“NCODA’s professional student organization currently sits at 35 chapters and over a thousand student members, but back in 2019 that wasn’t the case. In January 2019 there were two student members and that was Jake and Seanna,” Ziter said. “These students started to talk, and students are well-connected, so chances are they know other pharmacy students elsewhere… they just happened to be the first folks who believed in us.”
Miller was pleasantly surprised at the conference when the professionals around them weren’t condescending but rather accepting of her and Dygert as if they were graduates and practicing professionals.
“They let us be around all sorts of people… We sat in on all of these different events about new up-and-coming medications and small ways to prevent adverse reactions before they can happen,” Miller said. She learned that with most chemotherapy it’s possible to know an adverse reaction is coming and patients can be prepared in.advance. At the conference Miller also got to speak with Buddy Carter, a U. S. Representative from Georgia who is also a pharmacist.
“We really started figuring it out as we went, because it was new. It didn’t exist before,” Miller said of the new student organization. “We were only two students and we got to collaborate with all of these professionals and actually do something that was related to the profession that we would continue to do when we graduated instead of just doing student tasks that were separated from the industry.”
When NCODA began publishing their magazine, an article about Miller and her mom appeared in the second edition.
Miller hopes to do a two year oncology residency, then become an oncology pharmacist. Due to her work as APHA policy VP, she is also considering more future involvement in congressional healthcare work.
Her advice for anyone considering pharmacy or other medical study is to sit in on actual classes, meet more than just the trained tour guide students, and try to get a feel for the demand.
“It is a lifestyle change you should be aware of,” she said. Secondly, Miller recommends finding your “why.” She comments, “When the climb gets steeper, you won’t make it unless you know what’s at the top. Unless you know ‘why’ you’re climbing to begin with. Find your ‘why,’ put God first, and you will reach the peak you strive to.”
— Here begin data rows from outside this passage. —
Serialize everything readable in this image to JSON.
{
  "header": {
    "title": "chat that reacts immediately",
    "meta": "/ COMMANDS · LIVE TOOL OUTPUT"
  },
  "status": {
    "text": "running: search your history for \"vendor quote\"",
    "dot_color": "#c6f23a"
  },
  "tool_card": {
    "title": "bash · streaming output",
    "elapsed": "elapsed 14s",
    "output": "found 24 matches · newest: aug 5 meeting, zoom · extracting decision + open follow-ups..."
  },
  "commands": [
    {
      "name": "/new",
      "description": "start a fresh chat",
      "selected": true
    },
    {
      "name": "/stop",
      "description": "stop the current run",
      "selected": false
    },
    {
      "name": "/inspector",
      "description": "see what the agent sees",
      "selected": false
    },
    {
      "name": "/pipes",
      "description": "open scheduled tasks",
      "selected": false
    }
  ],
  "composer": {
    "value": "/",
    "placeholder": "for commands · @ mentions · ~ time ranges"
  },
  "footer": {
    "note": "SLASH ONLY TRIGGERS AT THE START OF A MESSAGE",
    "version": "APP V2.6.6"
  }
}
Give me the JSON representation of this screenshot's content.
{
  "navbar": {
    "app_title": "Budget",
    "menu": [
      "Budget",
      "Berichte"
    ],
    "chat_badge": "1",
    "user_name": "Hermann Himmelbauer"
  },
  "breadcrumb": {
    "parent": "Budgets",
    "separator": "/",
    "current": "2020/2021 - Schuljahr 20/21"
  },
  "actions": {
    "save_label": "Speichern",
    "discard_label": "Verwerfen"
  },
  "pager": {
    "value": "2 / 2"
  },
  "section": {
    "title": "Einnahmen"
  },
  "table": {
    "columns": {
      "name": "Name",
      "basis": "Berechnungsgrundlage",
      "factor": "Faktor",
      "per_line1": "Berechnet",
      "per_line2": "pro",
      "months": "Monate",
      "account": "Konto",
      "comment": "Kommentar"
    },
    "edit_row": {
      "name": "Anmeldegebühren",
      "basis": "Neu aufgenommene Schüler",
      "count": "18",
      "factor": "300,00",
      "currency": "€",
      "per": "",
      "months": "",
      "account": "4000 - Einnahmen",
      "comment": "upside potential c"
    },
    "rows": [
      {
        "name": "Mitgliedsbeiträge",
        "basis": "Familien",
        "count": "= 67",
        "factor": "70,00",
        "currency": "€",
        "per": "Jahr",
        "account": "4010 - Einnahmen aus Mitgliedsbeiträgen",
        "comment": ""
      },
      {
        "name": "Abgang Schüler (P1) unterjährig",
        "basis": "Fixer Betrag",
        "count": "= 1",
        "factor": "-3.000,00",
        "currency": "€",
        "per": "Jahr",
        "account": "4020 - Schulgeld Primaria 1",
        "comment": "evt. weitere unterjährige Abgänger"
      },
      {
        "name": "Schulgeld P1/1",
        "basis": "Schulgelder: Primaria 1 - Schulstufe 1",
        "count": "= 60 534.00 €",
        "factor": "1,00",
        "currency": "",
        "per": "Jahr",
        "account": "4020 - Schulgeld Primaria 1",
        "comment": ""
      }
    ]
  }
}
Miller’s pharmacy school studies were interrupted recently after she was injured in an automobile accident with a transfer truck. Recovery has been slow, but she hopes to get back on track in the spring. She currently lives in New York City and has transferred to Albany College of Pharmacy and Health Sciences where she plans to continue her education.